We dismiss people in our lives who do not measure up to our expectations. People we see as failures. People who make us uncomfortable. People who challenge our thinking.
We determine they do not add value and write them off.
A common definition of writing people off — deciding that someone or something is not suitable or good enough to be successful. We base our perception on our experience, their reputation, or comments from others.
The perception we build forms a judgement, and we sort people into categories. High value. Some value. No Value. The outcome is we have a portfolio of people in our network, and others who are left out.
Sorting people into categories starts at an incredibly early age.

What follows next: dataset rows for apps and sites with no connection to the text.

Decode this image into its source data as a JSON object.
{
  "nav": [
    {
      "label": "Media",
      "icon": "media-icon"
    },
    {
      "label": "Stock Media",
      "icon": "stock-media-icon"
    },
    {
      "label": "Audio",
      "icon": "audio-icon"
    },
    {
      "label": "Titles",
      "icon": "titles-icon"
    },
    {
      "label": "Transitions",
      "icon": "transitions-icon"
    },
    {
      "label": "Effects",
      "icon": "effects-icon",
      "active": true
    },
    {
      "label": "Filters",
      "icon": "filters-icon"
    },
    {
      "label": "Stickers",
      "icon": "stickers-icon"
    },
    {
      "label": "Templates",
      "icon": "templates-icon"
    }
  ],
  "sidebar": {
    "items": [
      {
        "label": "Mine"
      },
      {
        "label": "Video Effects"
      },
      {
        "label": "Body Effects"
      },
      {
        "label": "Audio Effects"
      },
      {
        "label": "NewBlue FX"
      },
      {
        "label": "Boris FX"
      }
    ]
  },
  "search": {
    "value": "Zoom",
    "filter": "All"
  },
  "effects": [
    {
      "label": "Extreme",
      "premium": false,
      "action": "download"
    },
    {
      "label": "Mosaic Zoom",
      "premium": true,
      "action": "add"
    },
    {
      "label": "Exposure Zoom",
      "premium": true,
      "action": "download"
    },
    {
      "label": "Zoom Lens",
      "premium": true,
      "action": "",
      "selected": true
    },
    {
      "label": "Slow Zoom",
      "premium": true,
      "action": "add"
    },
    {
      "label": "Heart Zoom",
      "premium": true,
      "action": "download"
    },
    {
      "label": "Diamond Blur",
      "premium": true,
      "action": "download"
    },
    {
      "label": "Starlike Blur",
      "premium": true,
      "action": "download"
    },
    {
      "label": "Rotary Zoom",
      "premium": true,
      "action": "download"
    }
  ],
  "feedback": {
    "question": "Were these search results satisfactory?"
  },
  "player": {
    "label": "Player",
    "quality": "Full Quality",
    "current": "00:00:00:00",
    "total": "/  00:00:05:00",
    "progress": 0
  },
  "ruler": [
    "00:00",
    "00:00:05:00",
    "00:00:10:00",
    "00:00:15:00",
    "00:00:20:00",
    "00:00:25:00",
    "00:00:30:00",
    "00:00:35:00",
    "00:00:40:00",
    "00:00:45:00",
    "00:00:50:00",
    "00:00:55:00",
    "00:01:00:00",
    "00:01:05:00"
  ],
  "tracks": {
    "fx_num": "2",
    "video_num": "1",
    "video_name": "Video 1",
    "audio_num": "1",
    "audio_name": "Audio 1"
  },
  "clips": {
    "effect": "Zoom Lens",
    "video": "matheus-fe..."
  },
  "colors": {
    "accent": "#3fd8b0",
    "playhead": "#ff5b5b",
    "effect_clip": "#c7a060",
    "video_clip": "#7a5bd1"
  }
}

In his book Outliers, Malcolm Gladwell tells the story of Canadian hockey players who are evaluated at ten years old, and placed on a rep team if they show more ability than other children. The sorting process is by birth date. Because youth players are registered in leagues based on their year of birth, the biggest and strongest players tend to be those born in the first few months of the year. Rep teams have better coaches, facilities, and more playing time.
Players who are not selected for the rep teams — well, you know the answer. They are written off and placed on house league teams with fewer benefits. I know about sorting athletes as I coached ice hockey in the United States for almost twenty years. As I look back, I underestimated the impact of writing off young athletes. The players I did not select had other skills and abilities that would have helped our team – beyond size and raw talent. I did not appreciate the stigma for the players who were not selected, and the impact on their parents.
This hockey example can be applied to the workplace. An example in my professional life was a loud, assertive employee who frequently challenged my authority as his supervisor. He constantly asked me for answers on why we were making changes. To be honest, he tried my patience and I separated myself from him whenever possible. By writing him off I ignored his thoughts on my decision making — a professional weakness. I wrote him off and it was costly.
While I have written others off, I have also been dismissed in my career and sports. These memories remind me of what it is like on the other side. Today, I coach leaders to be inclusive and seek diverse perspectives. My past of writing athletes and colleagues off has prepared me to lead others, and myself, more effectively.
Our natural tendency at work is to find a comfortable place, with comfortable people, to keep our world simple and predictable. We narrow our associations to likeminded colleagues. Our comfort can stunt our leadership development.
We excel as leaders when we learn through resistance. New perspectives from different voices will help us move to the next level.
Three keys to avoid writing people off at work:
- “You can’t judge a book by its cover.” A familiar saying that applies to relationships. What you see is not always what you get.
- Think about how you embrace people beyond your comfort zone. What is your default interpretation of someone else’s intentions?
- Just as you have been forgiven for failure, give others the benefit of the doubt. Failure is part of our growth, and we learn when we embrace others who have had setbacks.
None of us wake up each day and say, “I can’t wait to write off some people today.” We have good intentions, yet the pressure and complexity of our work relationships can be challenging to navigate. We leave some people behind. Our role as leaders is to lift others up, to help them embrace opportunities. We miss when we dismiss.
Leading Your Team
An excellent article on how to get feedback you need to grow. I particularly enjoyed the sections on listening to understand versus respond, and types of feedback.
How Leaders Can Get the Feedback they Need
Read to Lead
Leaders benefit from being active readers, long reads not just social media posts and news feeds. A deep read builds concentration, strengthens your intellectual capacity, and offers wisdom you can share. As you refresh or build your reading habit, diversify your experience — old, new, fiction, non-fiction, audio, hard cover, and e-readers.
My April 2023 favorites:
Moon Over Jessup by Jamila Minnicks
A novel featuring the story of Alice Young who leaves her home for a new life in Birmingham, Alabama. On her bus ride, she stops at the All-Black community of New Jessup and never leaves. The residents of New Jessup have elected to resist integration and maintain a separate existence. I was unfamiliar with the term All-Black, and her journey provided me with a new way to look at integration. Alice encounters the tradeoffs of her community and encounters the struggles we continue to have when it comes to race relations.
American Ramble by Neil King
In the spring of 2021, Neil King walked 330 miles from his Washington DC home to New York City. His 25-day walk was a journey through history and a reflection on where things are today. I was impressed by how he studied, engaged, and appreciated the legacy of each area he visited. He encounters interesting people along the way, as he is dodging cars, and marvels at how much we miss around us in our busy lives. His mindfulness encouraged me to engage in my surroundings in a new way.